smoke 40 cigarettes a day, has quit smoking after entering rehab. Child
protection officials sent Aldi Rizal for therapy and, after three months of
treatment, he has kicked the habit. He is now playing normally for the first
time. The rehab left Aldi confused. He cried after finishing his last
cigarette and then beat his head on walls, The Sun reported yesterday.
He had already started showing health
complications with his heart developing a thicker lining. He often had a vacant
or listless look. Aldi started smoking at 11 months when his fishmonger father
gave him a cigarette. The boy's parents, of Sekayu, Indonesia, sought help as
they couldn't afford his two packets a day habit. "The money can now go on other
things," his mother was quoted as saying. — IANS
News published in
www.srikumar.com in May 2010
Ardi, an Indonesian 2 year old boy
smokes 40 cigarettes per day. He is rarely seen without a cigarette,
insists on the same brand, costing £3.78 (about 5.50 U.S. dollars) a day.
BEIJING, -- Taking a deep drag on his cigarette
while resting on the steering wheel of his truck, he looks like a parody of a
middle-aged lorry driver.
But the image covers up a much more disturbing truth: At just the tender age of

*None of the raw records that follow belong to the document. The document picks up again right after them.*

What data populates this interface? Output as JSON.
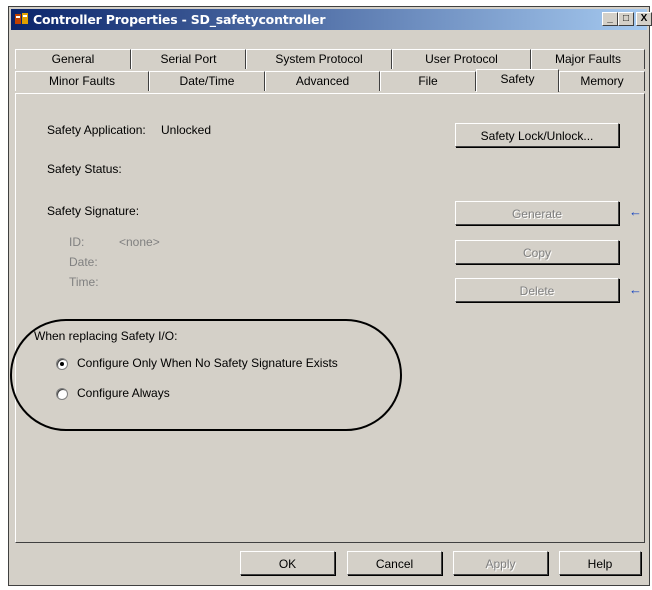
{
  "window": {
    "title": "Controller Properties - SD_safetycontroller",
    "minimize": "_",
    "maximize": "□",
    "close": "X"
  },
  "tabs_row1": [
    "General",
    "Serial Port",
    "System Protocol",
    "User Protocol",
    "Major Faults"
  ],
  "tabs_row2": [
    "Minor Faults",
    "Date/Time",
    "Advanced",
    "File",
    "Safety",
    "Memory"
  ],
  "active_tab": "Safety",
  "safety": {
    "application_label": "Safety Application:",
    "application_value": "Unlocked",
    "lock_button": "Safety Lock/Unlock...",
    "status_label": "Safety Status:",
    "signature_label": "Safety Signature:",
    "id_label": "ID:",
    "id_value": "<none>",
    "date_label": "Date:",
    "time_label": "Time:",
    "generate_button": "Generate",
    "copy_button": "Copy",
    "delete_button": "Delete"
  },
  "replacing": {
    "label": "When replacing Safety I/O:",
    "option1": "Configure Only When No Safety Signature Exists",
    "option2": "Configure Always",
    "selected": 1
  },
  "footer": {
    "ok": "OK",
    "cancel": "Cancel",
    "apply": "Apply",
    "help": "Help"
  },
  "colors": {
    "titlebar_start": "#0a246a",
    "titlebar_end": "#a6caf0",
    "face": "#d4d0c8",
    "arrow": "#1040c0"
  }
}
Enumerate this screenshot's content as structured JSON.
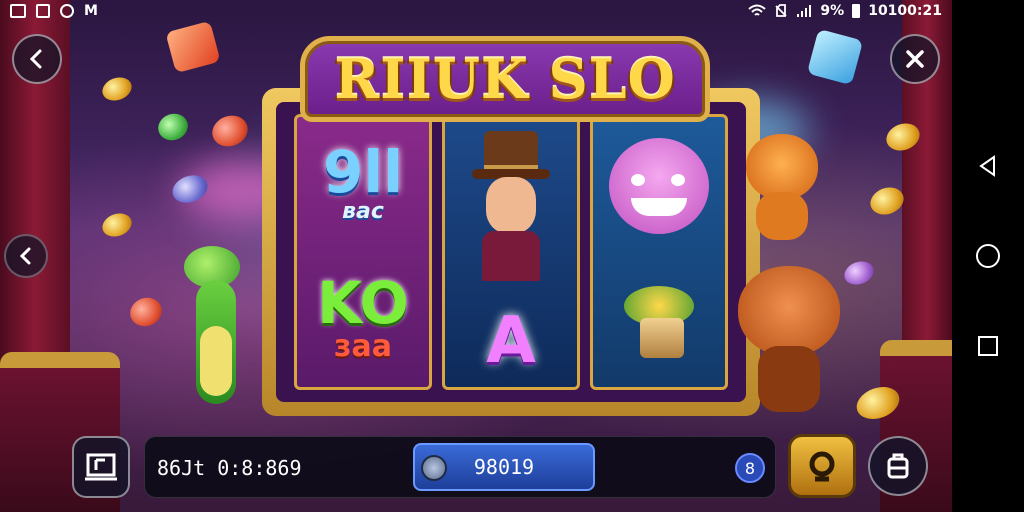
{
  "status_bar": {
    "battery_percent": "9%",
    "time": "10100:21",
    "left_letter": "M"
  },
  "game": {
    "title": "RIIUK SLO",
    "reels": [
      {
        "top": "9ll",
        "top_sub": "вас",
        "bottom": "KO",
        "bottom_sub": "заа"
      },
      {
        "top": "☺",
        "bottom": "A"
      },
      {
        "top": "☹",
        "bottom": "☘"
      }
    ]
  },
  "controls": {
    "balance_text": "86Jt 0:8:869",
    "bet_value": "98019",
    "lines_count": "8"
  },
  "icons": {
    "back": "chevron-left-icon",
    "close": "close-icon",
    "side_back": "chevron-left-icon",
    "menu": "menu-box-icon",
    "spin": "spin-icon",
    "bag": "bag-icon"
  },
  "colors": {
    "frame_gold": "#e0b04a",
    "title_plate": "#7a2aa0",
    "bet_blue": "#2a4ab8",
    "spin_gold": "#e0a020"
  }
}
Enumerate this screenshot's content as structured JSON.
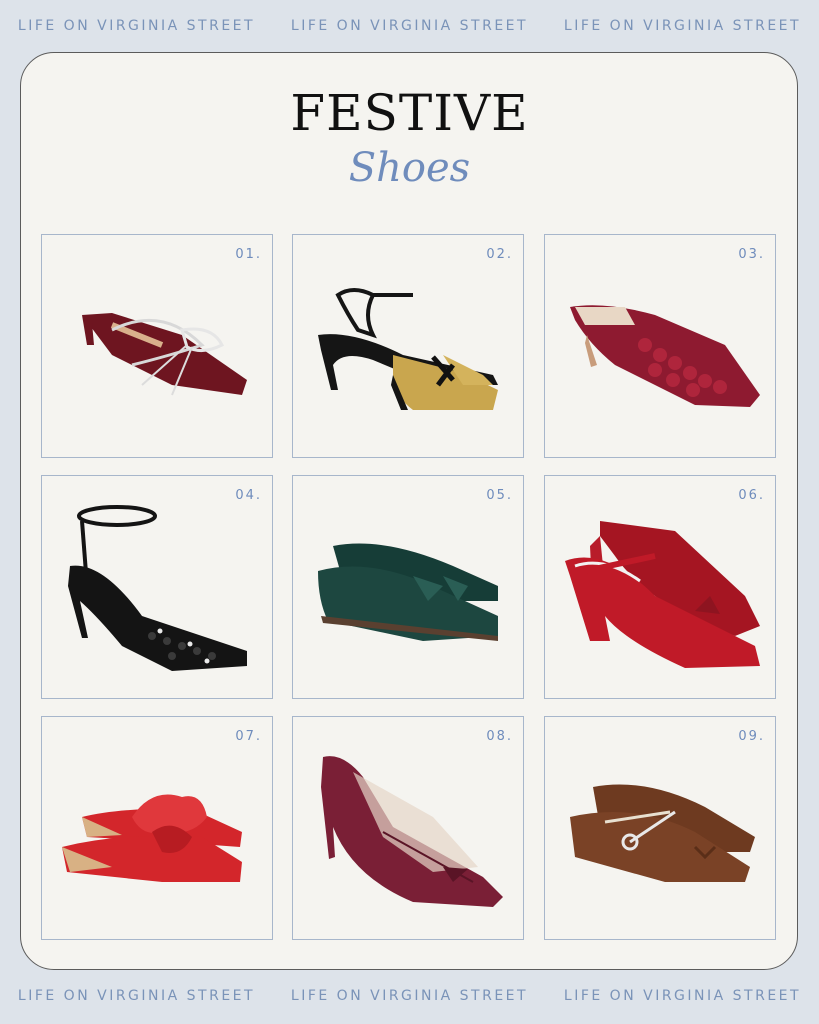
{
  "banner": {
    "top": [
      "LIFE ON VIRGINIA STREET",
      "LIFE ON VIRGINIA STREET",
      "LIFE ON VIRGINIA STREET"
    ],
    "bottom": [
      "LIFE ON VIRGINIA STREET",
      "LIFE ON VIRGINIA STREET",
      "LIFE ON VIRGINIA STREET"
    ]
  },
  "title": "FESTIVE",
  "subtitle": "Shoes",
  "products": [
    {
      "number": "01.",
      "icon": "burgundy-velvet-bow-mule-icon",
      "color": "#6e1520"
    },
    {
      "number": "02.",
      "icon": "black-gold-glitter-slingback-icon",
      "color": "#c9a64e"
    },
    {
      "number": "03.",
      "icon": "red-sequin-mule-icon",
      "color": "#8e1a30"
    },
    {
      "number": "04.",
      "icon": "black-embellished-ankle-strap-pump-icon",
      "color": "#141414"
    },
    {
      "number": "05.",
      "icon": "green-velvet-tassel-loafer-icon",
      "color": "#1d4740"
    },
    {
      "number": "06.",
      "icon": "red-patent-mary-jane-heel-icon",
      "color": "#c01a28"
    },
    {
      "number": "07.",
      "icon": "red-bow-flat-mule-icon",
      "color": "#d3262b"
    },
    {
      "number": "08.",
      "icon": "burgundy-mesh-slingback-icon",
      "color": "#7a1f36"
    },
    {
      "number": "09.",
      "icon": "brown-suede-ballet-flat-icon",
      "color": "#7a4226"
    }
  ]
}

two, Ardi Rizal's health has been so ruined by his 40-a-day habit that he now
struggles to move by himself.
The four-stone Indonesia toddler is certainly far too unfit to run around with

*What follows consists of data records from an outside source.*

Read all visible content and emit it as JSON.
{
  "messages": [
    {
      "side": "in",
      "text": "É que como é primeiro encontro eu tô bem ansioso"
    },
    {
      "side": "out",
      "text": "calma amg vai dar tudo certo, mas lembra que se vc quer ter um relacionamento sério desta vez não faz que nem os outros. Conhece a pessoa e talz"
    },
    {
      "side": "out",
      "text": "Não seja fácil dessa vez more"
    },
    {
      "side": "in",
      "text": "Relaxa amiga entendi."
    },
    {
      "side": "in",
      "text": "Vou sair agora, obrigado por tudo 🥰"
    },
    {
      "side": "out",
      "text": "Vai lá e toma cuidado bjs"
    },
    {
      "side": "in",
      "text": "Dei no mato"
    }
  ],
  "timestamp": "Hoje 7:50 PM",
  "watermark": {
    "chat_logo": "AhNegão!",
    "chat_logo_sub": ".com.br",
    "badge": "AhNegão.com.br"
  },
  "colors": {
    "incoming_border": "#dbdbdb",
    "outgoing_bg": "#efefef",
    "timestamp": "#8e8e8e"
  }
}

other children - and his condition is set to rapidly deteriorate.
His mother, Diana, 26, wept: "He's totally addicted. If he doesn't get
cigarettes, he gets angry and screams and batters his head against the wall. He

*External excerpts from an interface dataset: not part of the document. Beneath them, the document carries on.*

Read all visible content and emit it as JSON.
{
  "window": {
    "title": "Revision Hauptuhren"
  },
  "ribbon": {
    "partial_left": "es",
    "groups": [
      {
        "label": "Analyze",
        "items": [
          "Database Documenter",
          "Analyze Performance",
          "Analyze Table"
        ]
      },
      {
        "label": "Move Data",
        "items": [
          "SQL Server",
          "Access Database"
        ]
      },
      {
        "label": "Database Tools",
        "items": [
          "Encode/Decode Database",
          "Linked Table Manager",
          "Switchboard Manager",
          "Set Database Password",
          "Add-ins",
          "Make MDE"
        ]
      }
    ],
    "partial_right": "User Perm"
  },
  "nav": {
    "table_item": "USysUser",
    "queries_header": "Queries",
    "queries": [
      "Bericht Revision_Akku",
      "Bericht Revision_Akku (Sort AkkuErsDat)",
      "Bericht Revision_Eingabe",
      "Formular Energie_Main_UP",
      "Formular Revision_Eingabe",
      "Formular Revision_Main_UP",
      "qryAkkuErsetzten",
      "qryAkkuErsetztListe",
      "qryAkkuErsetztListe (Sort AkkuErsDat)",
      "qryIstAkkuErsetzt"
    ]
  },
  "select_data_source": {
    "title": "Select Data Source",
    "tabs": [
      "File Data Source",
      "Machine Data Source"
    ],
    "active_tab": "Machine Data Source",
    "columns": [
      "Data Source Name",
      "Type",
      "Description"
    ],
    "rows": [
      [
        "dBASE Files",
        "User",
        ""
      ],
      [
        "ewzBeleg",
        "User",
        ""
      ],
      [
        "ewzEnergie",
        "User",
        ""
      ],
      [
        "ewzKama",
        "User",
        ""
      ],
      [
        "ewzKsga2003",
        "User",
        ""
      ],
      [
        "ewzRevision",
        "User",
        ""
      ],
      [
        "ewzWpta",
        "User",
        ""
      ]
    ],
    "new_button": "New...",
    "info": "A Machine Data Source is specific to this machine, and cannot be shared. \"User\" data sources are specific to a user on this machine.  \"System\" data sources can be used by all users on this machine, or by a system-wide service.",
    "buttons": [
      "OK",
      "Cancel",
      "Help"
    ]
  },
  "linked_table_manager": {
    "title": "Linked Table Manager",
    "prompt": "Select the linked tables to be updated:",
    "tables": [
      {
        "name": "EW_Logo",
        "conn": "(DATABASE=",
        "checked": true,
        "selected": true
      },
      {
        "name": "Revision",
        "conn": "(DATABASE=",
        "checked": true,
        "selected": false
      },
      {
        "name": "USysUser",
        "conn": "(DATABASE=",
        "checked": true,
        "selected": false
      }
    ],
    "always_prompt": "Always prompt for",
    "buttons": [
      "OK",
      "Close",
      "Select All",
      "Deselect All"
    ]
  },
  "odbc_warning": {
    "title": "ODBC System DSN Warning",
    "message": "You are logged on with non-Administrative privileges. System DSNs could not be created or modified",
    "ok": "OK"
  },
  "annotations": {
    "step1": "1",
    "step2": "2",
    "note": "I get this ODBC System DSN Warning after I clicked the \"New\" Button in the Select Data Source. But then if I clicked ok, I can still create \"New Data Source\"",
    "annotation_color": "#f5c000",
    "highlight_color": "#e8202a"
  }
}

tells me he feels dizzy and sick." But, despite local officials' offer to buy
the Rizal family a new car if the boy quits, his parents feel unable to stop him
because he throws massive tantrums if they don't indulge him.
Ardi will smoke only one brand and his habit costs his parents 3.78
British pounds (about 5.50 U.S. dollars) a day in Musi Banyuasin, in Indonesia's
South Sumatra province. But in spite of this, his fishmonger father Mohammed,
30, said: "He looks pretty healthy to me. I don't see the problem."
Ardi's youth is the extreme of a disturbing trend. Data from the Central
Statistics Agency showed 25 per cent of Indonesian children aged three to 15
have tried cigarettes, with 3.2 per cent of those active smokers.
The percentage of five to nine year olds lighting up increased from 0.4 per cent
in 2001 to 2.8 per cent in 2004, the agency reported.